§ **TASK BRIEF**
Copy out all of the data that follows, exactly as it appears.

(Website and app data records)
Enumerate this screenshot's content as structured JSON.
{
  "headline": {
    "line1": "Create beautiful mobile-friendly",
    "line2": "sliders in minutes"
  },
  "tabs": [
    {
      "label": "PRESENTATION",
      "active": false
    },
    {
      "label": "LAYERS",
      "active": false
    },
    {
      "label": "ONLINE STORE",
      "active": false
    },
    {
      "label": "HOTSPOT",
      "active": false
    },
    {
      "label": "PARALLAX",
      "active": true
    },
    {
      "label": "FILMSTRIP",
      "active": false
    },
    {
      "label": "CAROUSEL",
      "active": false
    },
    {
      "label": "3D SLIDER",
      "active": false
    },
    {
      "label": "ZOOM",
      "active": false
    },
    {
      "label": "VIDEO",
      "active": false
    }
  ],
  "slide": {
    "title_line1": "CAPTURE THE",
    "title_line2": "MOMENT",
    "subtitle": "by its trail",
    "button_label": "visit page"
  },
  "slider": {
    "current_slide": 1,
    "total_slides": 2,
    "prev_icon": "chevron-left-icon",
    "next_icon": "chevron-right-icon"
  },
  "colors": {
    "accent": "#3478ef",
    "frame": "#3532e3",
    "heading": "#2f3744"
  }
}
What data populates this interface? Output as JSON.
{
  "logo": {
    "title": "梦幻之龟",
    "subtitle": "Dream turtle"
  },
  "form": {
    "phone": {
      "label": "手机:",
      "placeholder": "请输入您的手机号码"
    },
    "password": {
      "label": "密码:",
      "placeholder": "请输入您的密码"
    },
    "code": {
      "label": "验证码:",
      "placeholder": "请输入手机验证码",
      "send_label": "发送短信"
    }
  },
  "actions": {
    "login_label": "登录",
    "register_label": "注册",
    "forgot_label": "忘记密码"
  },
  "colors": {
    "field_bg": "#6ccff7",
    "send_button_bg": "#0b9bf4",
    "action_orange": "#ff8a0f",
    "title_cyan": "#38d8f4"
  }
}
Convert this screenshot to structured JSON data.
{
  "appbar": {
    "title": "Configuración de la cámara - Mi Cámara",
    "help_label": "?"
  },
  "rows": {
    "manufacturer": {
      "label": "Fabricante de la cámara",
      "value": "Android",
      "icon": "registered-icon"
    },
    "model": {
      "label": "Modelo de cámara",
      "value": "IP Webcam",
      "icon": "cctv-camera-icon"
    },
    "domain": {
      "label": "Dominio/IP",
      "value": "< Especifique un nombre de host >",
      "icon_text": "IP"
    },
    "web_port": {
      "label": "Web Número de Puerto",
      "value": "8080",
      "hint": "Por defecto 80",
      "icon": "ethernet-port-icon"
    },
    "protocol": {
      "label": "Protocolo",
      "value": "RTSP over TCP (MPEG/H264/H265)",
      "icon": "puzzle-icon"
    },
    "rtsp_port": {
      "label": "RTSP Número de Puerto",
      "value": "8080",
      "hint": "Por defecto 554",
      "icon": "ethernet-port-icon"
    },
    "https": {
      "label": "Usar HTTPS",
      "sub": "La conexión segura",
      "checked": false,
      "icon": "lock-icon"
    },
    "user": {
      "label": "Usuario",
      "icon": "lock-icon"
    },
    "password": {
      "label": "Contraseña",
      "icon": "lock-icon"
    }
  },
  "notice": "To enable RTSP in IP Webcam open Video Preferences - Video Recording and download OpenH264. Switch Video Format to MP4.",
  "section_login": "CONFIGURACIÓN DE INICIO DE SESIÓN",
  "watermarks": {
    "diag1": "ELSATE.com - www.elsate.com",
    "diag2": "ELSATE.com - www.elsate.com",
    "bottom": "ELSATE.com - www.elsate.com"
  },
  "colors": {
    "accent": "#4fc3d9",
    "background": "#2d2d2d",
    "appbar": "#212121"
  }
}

§ **FINISHED EXERCISE**
Enumerate this screenshot's content as structured JSON.
{
  "headline": {
    "line1": "Create beautiful mobile-friendly",
    "line2": "sliders in minutes"
  },
  "tabs": [
    {
      "label": "PRESENTATION",
      "active": false
    },
    {
      "label": "LAYERS",
      "active": false
    },
    {
      "label": "ONLINE STORE",
      "active": false
    },
    {
      "label": "HOTSPOT",
      "active": false
    },
    {
      "label": "PARALLAX",
      "active": true
    },
    {
      "label": "FILMSTRIP",
      "active": false
    },
    {
      "label": "CAROUSEL",
      "active": false
    },
    {
      "label": "3D SLIDER",
      "active": false
    },
    {
      "label": "ZOOM",
      "active": false
    },
    {
      "label": "VIDEO",
      "active": false
    }
  ],
  "slide": {
    "title_line1": "CAPTURE THE",
    "title_line2": "MOMENT",
    "subtitle": "by its trail",
    "button_label": "visit page"
  },
  "slider": {
    "current_slide": 1,
    "total_slides": 2,
    "prev_icon": "chevron-left-icon",
    "next_icon": "chevron-right-icon"
  },
  "colors": {
    "accent": "#3478ef",
    "frame": "#3532e3",
    "heading": "#2f3744"
  }
}
What data populates this interface? Output as JSON.
{
  "logo": {
    "title": "梦幻之龟",
    "subtitle": "Dream turtle"
  },
  "form": {
    "phone": {
      "label": "手机:",
      "placeholder": "请输入您的手机号码"
    },
    "password": {
      "label": "密码:",
      "placeholder": "请输入您的密码"
    },
    "code": {
      "label": "验证码:",
      "placeholder": "请输入手机验证码",
      "send_label": "发送短信"
    }
  },
  "actions": {
    "login_label": "登录",
    "register_label": "注册",
    "forgot_label": "忘记密码"
  },
  "colors": {
    "field_bg": "#6ccff7",
    "send_button_bg": "#0b9bf4",
    "action_orange": "#ff8a0f",
    "title_cyan": "#38d8f4"
  }
}
Convert this screenshot to structured JSON data.
{
  "appbar": {
    "title": "Configuración de la cámara - Mi Cámara",
    "help_label": "?"
  },
  "rows": {
    "manufacturer": {
      "label": "Fabricante de la cámara",
      "value": "Android",
      "icon": "registered-icon"
    },
    "model": {
      "label": "Modelo de cámara",
      "value": "IP Webcam",
      "icon": "cctv-camera-icon"
    },
    "domain": {
      "label": "Dominio/IP",
      "value": "< Especifique un nombre de host >",
      "icon_text": "IP"
    },
    "web_port": {
      "label": "Web Número de Puerto",
      "value": "8080",
      "hint": "Por defecto 80",
      "icon": "ethernet-port-icon"
    },
    "protocol": {
      "label": "Protocolo",
      "value": "RTSP over TCP (MPEG/H264/H265)",
      "icon": "puzzle-icon"
    },
    "rtsp_port": {
      "label": "RTSP Número de Puerto",
      "value": "8080",
      "hint": "Por defecto 554",
      "icon": "ethernet-port-icon"
    },
    "https": {
      "label": "Usar HTTPS",
      "sub": "La conexión segura",
      "checked": false,
      "icon": "lock-icon"
    },
    "user": {
      "label": "Usuario",
      "icon": "lock-icon"
    },
    "password": {
      "label": "Contraseña",
      "icon": "lock-icon"
    }
  },
  "notice": "To enable RTSP in IP Webcam open Video Preferences - Video Recording and download OpenH264. Switch Video Format to MP4.",
  "section_login": "CONFIGURACIÓN DE INICIO DE SESIÓN",
  "watermarks": {
    "diag1": "ELSATE.com - www.elsate.com",
    "diag2": "ELSATE.com - www.elsate.com",
    "bottom": "ELSATE.com - www.elsate.com"
  },
  "colors": {
    "accent": "#4fc3d9",
    "background": "#2d2d2d",
    "appbar": "#212121"
  }
}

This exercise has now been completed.